Me: What inspirational words do you have for aspiring filmmakers?
|Up the Trail Page 2|
Bretney: Same rules apply except you have to use a camera. The job is tougher because you are managing a lot more moving parts. You have to have a plan for sound, vision, people and EDITING you have to pay some of them and if you are going to hold them over even the free workers, you have to feed them. Don’t be afraid to start small and use the tools that you have. Some people don’t have a Cannon T2i, but you have a camera on your phone. You may not have Final Cut but you have Windows movie maker. You don’t have a distribution deal with Sony or Disney, but you have YouTube channel.

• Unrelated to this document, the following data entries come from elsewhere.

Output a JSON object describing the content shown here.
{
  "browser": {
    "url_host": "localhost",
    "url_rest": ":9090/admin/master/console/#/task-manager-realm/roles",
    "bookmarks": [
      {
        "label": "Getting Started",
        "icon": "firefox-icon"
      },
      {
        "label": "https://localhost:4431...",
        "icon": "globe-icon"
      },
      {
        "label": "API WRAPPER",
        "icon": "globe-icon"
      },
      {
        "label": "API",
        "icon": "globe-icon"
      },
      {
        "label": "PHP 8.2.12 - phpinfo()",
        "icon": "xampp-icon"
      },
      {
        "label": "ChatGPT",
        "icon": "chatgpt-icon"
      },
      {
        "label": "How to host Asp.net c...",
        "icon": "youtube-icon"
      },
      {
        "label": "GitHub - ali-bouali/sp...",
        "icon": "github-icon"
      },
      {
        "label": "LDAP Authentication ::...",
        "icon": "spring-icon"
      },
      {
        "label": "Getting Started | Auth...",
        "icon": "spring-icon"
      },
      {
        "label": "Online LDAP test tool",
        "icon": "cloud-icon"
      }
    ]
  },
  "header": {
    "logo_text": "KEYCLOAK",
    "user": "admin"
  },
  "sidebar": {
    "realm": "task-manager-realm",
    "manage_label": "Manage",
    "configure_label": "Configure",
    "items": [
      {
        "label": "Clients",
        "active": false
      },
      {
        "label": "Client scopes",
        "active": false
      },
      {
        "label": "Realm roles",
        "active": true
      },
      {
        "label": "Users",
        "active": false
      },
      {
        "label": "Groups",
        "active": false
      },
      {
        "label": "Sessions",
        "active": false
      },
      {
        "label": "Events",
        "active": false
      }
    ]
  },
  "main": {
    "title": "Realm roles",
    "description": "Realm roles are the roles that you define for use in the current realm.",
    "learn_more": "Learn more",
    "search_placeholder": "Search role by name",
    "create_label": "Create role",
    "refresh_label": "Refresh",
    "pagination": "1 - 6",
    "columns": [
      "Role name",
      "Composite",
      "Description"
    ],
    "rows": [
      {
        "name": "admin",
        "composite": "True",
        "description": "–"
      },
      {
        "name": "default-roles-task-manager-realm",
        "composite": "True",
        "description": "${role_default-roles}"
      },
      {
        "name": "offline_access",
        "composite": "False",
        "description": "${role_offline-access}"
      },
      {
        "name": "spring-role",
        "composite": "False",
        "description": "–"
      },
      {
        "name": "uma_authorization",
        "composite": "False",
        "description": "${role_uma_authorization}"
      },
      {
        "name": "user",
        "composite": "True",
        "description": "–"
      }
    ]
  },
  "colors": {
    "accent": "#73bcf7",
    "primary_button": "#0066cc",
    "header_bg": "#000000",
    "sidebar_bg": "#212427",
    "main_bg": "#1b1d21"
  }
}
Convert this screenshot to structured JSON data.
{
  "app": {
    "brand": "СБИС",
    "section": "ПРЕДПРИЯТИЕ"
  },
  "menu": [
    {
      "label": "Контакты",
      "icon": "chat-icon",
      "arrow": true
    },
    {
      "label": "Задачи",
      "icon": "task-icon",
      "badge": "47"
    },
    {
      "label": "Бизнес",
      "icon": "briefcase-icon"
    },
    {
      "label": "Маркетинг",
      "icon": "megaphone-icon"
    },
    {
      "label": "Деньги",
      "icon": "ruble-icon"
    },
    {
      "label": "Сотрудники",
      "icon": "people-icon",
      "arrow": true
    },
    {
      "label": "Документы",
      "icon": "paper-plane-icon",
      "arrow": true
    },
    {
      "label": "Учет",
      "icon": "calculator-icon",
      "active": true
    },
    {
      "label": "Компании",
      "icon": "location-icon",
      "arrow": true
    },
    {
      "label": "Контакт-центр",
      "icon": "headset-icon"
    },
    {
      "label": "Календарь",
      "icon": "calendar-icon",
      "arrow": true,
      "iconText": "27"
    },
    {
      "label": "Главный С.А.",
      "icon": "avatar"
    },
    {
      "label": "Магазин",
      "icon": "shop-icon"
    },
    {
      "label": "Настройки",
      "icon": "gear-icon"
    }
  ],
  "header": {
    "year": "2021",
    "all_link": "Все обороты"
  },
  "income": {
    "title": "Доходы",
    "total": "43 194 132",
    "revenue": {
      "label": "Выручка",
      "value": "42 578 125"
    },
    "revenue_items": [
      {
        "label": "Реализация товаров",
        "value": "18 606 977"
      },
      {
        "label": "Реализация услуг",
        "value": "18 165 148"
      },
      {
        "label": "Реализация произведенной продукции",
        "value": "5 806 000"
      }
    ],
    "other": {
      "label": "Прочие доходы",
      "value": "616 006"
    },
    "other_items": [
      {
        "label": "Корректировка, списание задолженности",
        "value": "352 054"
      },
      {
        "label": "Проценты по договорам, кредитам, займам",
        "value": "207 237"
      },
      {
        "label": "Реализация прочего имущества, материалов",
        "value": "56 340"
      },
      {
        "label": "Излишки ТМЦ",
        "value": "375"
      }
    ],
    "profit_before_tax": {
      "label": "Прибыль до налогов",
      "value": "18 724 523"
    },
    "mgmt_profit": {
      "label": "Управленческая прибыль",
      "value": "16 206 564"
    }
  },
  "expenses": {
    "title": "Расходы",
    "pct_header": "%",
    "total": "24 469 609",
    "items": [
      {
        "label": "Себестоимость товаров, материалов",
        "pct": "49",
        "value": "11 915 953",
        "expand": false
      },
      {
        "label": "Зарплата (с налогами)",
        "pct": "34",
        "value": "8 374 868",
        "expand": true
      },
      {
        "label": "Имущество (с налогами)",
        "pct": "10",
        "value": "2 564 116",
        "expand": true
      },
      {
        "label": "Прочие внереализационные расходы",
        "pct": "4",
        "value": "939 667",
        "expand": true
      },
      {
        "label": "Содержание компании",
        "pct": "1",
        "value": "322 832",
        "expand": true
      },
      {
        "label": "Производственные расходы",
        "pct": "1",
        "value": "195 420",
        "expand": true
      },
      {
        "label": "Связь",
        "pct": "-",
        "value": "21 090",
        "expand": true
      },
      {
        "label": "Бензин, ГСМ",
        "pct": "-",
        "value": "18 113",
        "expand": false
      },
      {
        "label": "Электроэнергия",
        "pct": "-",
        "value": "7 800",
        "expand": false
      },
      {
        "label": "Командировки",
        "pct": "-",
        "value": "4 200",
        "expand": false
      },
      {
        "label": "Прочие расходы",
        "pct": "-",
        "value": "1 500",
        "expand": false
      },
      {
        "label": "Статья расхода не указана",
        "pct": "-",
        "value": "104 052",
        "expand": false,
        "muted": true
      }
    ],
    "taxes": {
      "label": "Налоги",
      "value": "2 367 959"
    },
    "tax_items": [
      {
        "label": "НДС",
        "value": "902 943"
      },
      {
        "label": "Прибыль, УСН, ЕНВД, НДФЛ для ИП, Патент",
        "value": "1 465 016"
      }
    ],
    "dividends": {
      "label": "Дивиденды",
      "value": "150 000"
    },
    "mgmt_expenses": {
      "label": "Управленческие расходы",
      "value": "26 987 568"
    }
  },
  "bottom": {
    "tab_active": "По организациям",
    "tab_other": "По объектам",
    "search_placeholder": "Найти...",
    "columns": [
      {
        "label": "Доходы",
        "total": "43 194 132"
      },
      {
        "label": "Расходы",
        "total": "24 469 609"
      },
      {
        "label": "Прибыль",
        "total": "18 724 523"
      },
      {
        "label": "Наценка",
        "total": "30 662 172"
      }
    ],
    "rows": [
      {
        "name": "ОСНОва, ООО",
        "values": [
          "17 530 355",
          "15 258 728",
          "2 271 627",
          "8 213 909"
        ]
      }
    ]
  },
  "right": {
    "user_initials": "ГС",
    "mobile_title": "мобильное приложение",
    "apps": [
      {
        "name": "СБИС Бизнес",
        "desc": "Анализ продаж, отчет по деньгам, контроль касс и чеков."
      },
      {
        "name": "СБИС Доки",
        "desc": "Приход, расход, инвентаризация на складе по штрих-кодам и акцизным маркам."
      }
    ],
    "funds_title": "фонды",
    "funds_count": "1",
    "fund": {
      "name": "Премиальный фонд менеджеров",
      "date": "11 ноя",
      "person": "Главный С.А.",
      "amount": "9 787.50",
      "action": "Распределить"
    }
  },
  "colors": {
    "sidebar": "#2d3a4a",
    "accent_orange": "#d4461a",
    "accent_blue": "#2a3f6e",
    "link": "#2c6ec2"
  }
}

Philip DeFranco has a full time staff and all he does is talk into his camera. You have to be a rebel. You have to think outside the box. You have a lot more problems than a comic artist but your payoff is bigger. At a minimum you are working with actors. That’s always cool. Go to Hollywood. And if you are in Hollywood and you don’t want to live inside your car, don’t be afraid to be someone’s assistant. I have an actress friend who started out as a writing assistant now she works on Grey’s Anatomy. It’s like anything else. You have to stick with it. Filmmakers make student films. Student films turn into Commercial gigs from advertising agencies. Then movies and TV. You don’t have to go to Film School. I don’t recommend it. I recommend volunteering on sets until someone hires you because they like you. Don’t quit. That’s all.
Me: What is a big challenge you find yourself facing in the comic book business?
Bretney: The biggest challenge for us and our company is finding our audience. Every story has an audience or genre. We find that most stories in popular culture are not the best stories but the best marketed stories. Some of these stories, marketed by multi-billion dollar corporations over decades, have established themselves into our culture. For new creators, the challenge is how do you market your intellectual property on a shoe string in such an environment? We have decided on word of mouth, reaching out to opinion makers (bloggers, vloggers and podcasters) such as yourself to make our case to the market.
Word of mouth means delivering a consistent high quality product at a steady volume. We wrapped up Kursk in the Spring. We will wrap Blaze of Glory in the summer. Up the Trail is ongoing and we will be introducing a new story line – Call Me Robby – in the fall with a highly stylized art design. Call Me Robby is a psychologically thriller about an Iraq War veteran coming home and battling mental illness. We have taken on a lot of debt to deliver Kursk and Blaze of Glory, thus I have had to scale back the delivery schedules for Up the Trail and Call Me Robby. It also means I have to repay that debt.
But the advantage of having completed a story with a complete arc is that people get to see what you are about and what you can do. Rodolfo of Lucha Comics is turning to Kickstarter to drum up business for print run pre-sales. But we have on-going discussions on how best to create relationships with new customers. Is it giving away product in a web-comic or download format? Is partnering with other creators at comic conventions? And if there is one critique that I must change with my own company is that I have to have a bigger involvement in the local convention and comic book stores. There are quite a few comic book conventions local to Houston. There is a comic book shop local to me that I go to every week – Bedrock City in Houston. I have to do something to introduce myself and my products. Hard to do when again on a shoe string and hobbled by debt.
Me: Thank you for your time, the kind sentiment and your service James! Best of luck with Up the Trail and your future writing and film making endeavors.